• **Web page and app entries**:
= = =

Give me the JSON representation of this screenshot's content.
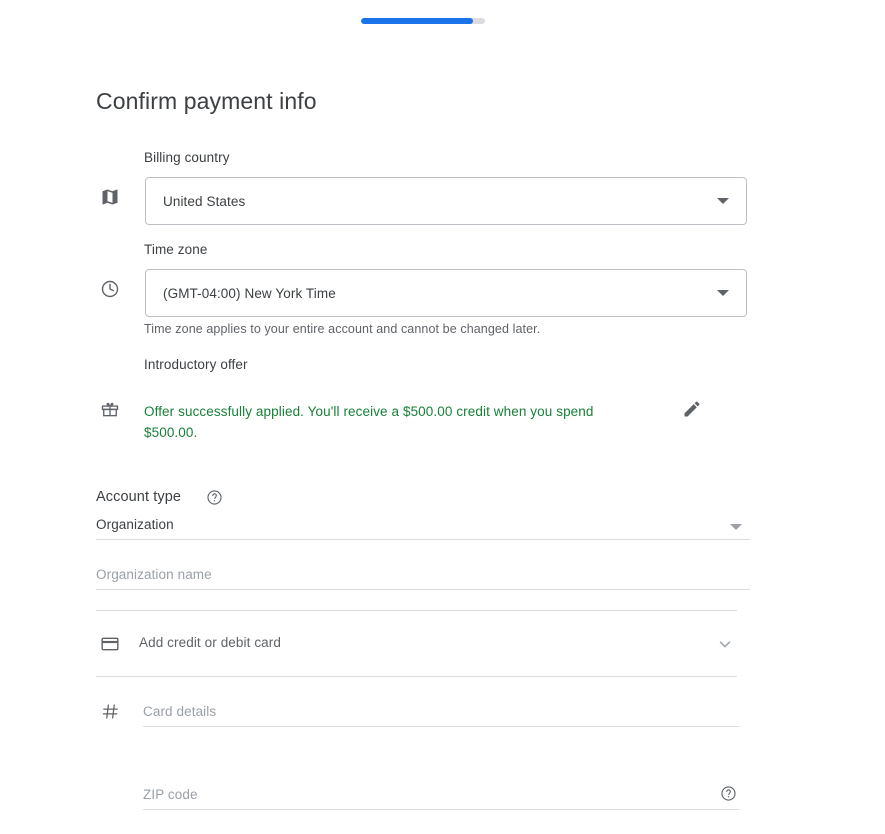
{
  "progress": {
    "name": "signup-progress",
    "percent": 90,
    "fill_color": "#1a73e8",
    "track_color": "#dadce0"
  },
  "page": {
    "title": "Confirm payment info"
  },
  "billing_country": {
    "label": "Billing country",
    "value": "United States",
    "icon": "map-icon",
    "caret": "triangle-down-icon"
  },
  "time_zone": {
    "label": "Time zone",
    "value": "(GMT-04:00) New York Time",
    "helper": "Time zone applies to your entire account and cannot be changed later.",
    "icon": "clock-icon",
    "caret": "triangle-down-icon"
  },
  "introductory_offer": {
    "label": "Introductory offer",
    "message": "Offer successfully applied. You'll receive a $500.00 credit when you spend $500.00.",
    "icon": "gift-icon",
    "edit_icon": "pencil-icon",
    "text_color": "#188038"
  },
  "account_type": {
    "label": "Account type",
    "help_icon": "help-circle-icon",
    "value": "Organization",
    "caret": "triangle-down-icon"
  },
  "organization_name": {
    "placeholder": "Organization name",
    "value": ""
  },
  "payment_method": {
    "title": "Add credit or debit card",
    "icon": "credit-card-icon",
    "chevron": "chevron-down-icon"
  },
  "card_details": {
    "placeholder": "Card details",
    "value": "",
    "icon": "hash-icon"
  },
  "zip_code": {
    "placeholder": "ZIP code",
    "value": "",
    "help_icon": "help-circle-icon"
  }
}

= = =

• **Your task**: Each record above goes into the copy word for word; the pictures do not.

• **Answer below**:
Give me the JSON representation of this screenshot's content.
{
  "progress": {
    "name": "signup-progress",
    "percent": 90,
    "fill_color": "#1a73e8",
    "track_color": "#dadce0"
  },
  "page": {
    "title": "Confirm payment info"
  },
  "billing_country": {
    "label": "Billing country",
    "value": "United States",
    "icon": "map-icon",
    "caret": "triangle-down-icon"
  },
  "time_zone": {
    "label": "Time zone",
    "value": "(GMT-04:00) New York Time",
    "helper": "Time zone applies to your entire account and cannot be changed later.",
    "icon": "clock-icon",
    "caret": "triangle-down-icon"
  },
  "introductory_offer": {
    "label": "Introductory offer",
    "message": "Offer successfully applied. You'll receive a $500.00 credit when you spend $500.00.",
    "icon": "gift-icon",
    "edit_icon": "pencil-icon",
    "text_color": "#188038"
  },
  "account_type": {
    "label": "Account type",
    "help_icon": "help-circle-icon",
    "value": "Organization",
    "caret": "triangle-down-icon"
  },
  "organization_name": {
    "placeholder": "Organization name",
    "value": ""
  },
  "payment_method": {
    "title": "Add credit or debit card",
    "icon": "credit-card-icon",
    "chevron": "chevron-down-icon"
  },
  "card_details": {
    "placeholder": "Card details",
    "value": "",
    "icon": "hash-icon"
  },
  "zip_code": {
    "placeholder": "ZIP code",
    "value": "",
    "help_icon": "help-circle-icon"
  }
}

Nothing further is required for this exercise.